One number is the whole answer: how many lines of the material hold "Select".

--------------------

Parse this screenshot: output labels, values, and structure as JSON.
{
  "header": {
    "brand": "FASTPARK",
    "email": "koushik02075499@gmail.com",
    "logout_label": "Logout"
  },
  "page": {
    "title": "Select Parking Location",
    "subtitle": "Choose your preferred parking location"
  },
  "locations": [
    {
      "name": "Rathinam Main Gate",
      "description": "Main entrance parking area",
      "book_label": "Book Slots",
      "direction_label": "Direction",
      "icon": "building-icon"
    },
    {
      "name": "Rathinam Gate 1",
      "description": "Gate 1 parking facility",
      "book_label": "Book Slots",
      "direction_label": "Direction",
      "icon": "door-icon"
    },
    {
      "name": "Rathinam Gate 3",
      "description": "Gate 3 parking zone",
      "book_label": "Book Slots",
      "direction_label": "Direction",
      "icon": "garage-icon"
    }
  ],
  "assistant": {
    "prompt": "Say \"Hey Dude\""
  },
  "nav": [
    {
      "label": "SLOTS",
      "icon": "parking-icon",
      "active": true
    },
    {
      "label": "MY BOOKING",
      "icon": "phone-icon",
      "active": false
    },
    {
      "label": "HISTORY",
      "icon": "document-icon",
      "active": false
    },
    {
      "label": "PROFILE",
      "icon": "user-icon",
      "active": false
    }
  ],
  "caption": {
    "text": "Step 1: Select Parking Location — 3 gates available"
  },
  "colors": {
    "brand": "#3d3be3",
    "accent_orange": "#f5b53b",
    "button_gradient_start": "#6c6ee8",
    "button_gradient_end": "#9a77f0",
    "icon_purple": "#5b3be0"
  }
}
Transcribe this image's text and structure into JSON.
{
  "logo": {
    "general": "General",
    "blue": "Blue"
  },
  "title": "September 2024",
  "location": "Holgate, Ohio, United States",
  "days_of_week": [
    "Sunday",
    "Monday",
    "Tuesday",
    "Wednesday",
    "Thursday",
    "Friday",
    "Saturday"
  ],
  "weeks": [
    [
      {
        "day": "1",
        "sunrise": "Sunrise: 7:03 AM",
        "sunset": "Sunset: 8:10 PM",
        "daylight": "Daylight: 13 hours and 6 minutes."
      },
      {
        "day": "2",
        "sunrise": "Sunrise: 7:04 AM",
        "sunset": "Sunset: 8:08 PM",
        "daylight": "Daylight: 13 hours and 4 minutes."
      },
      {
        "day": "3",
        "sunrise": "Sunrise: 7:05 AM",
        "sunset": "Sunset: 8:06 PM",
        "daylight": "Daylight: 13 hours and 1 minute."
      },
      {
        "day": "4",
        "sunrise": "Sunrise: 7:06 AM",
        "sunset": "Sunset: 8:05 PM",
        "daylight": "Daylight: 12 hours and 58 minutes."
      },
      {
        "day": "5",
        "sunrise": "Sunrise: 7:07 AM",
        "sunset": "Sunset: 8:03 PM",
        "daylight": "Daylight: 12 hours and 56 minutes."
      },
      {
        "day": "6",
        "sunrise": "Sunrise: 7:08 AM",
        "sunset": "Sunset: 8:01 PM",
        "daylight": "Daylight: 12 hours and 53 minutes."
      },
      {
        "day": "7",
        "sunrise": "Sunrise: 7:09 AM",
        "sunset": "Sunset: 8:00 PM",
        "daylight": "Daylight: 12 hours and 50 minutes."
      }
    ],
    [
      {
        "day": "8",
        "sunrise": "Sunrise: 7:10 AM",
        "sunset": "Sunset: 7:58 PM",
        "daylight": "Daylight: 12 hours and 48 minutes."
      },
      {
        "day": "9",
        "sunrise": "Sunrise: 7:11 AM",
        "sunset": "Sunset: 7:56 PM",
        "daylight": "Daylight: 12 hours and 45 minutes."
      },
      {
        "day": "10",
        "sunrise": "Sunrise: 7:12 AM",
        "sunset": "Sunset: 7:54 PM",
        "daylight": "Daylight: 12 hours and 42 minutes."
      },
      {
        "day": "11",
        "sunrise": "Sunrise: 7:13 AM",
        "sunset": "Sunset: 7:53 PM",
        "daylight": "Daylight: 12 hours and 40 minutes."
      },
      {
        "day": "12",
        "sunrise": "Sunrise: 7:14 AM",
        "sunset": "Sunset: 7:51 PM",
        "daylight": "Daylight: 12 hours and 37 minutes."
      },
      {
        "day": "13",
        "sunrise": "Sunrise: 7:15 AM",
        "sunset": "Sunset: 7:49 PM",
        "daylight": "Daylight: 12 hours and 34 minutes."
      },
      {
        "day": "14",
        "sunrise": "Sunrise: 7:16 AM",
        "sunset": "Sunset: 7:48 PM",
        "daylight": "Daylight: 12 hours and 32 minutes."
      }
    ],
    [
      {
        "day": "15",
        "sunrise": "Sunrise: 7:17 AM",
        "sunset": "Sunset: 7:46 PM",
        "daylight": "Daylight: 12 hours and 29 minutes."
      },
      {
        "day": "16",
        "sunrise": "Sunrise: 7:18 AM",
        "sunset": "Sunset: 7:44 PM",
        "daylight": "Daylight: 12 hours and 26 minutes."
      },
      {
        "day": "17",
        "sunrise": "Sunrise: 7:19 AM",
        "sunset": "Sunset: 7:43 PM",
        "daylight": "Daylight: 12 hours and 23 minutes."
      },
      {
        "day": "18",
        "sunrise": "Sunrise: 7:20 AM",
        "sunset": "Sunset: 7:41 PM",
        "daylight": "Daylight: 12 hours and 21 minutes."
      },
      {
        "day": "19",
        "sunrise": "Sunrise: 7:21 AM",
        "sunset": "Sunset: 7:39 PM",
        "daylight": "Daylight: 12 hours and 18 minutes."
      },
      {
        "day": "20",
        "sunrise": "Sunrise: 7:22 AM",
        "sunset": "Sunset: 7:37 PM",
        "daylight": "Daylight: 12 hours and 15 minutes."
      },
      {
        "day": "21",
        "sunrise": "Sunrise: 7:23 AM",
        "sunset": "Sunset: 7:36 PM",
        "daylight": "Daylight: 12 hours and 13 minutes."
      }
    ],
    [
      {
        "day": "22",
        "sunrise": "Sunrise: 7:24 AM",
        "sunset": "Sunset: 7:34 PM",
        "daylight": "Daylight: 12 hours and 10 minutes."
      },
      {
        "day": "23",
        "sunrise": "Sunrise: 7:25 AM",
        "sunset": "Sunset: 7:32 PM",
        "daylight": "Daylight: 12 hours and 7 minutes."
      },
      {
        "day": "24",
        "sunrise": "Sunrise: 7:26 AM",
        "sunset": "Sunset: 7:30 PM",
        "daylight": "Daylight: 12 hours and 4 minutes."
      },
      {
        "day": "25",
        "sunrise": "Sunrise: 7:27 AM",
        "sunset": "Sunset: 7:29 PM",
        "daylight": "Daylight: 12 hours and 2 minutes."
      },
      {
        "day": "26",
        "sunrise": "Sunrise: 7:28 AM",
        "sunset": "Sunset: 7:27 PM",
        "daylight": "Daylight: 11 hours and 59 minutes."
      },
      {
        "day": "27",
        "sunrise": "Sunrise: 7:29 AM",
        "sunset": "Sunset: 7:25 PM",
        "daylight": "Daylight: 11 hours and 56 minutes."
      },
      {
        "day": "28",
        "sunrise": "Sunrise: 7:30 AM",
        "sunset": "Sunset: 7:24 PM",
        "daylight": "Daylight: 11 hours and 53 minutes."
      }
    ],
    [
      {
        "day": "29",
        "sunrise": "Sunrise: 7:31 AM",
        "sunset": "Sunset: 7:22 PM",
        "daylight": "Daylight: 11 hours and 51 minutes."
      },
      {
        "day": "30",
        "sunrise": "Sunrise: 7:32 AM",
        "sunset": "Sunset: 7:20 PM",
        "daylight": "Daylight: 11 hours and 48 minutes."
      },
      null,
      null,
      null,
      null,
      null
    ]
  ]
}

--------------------

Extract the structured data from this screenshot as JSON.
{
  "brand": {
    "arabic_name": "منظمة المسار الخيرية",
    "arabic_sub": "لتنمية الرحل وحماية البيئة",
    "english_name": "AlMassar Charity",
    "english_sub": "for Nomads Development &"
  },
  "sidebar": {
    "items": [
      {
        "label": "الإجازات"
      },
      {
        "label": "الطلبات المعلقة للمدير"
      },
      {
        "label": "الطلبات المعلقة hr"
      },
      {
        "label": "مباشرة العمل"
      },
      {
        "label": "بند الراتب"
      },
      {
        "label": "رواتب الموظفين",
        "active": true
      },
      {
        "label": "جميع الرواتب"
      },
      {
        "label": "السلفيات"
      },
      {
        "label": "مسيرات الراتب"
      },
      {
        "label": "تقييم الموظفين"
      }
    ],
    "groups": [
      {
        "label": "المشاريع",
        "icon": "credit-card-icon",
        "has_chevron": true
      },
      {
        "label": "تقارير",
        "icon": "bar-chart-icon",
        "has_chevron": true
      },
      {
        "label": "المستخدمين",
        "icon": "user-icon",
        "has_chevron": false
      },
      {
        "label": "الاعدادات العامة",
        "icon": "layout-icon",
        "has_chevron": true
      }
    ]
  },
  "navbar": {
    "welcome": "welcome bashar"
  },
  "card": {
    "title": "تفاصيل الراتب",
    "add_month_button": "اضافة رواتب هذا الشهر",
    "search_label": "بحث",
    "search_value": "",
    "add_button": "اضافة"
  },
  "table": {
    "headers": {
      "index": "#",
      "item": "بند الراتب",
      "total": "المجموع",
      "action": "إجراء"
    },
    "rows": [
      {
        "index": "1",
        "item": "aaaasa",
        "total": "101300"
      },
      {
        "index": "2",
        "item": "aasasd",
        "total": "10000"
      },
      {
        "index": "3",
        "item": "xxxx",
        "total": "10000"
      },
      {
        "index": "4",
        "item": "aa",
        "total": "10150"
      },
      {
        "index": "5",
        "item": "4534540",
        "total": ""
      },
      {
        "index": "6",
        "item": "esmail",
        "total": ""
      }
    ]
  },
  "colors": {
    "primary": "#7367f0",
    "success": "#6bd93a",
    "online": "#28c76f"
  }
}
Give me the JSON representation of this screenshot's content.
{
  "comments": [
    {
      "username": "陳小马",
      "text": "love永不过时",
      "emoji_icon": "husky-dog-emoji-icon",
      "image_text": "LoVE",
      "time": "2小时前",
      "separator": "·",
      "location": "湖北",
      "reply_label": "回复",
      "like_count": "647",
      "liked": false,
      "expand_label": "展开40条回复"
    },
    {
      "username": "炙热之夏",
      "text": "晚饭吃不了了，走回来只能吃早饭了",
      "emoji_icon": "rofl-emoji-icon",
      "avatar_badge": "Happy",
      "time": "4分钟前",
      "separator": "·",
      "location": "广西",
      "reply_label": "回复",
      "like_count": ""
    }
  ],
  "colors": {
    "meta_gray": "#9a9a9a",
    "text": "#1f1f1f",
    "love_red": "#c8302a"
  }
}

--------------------

(EXERCISE RESPONSE): 2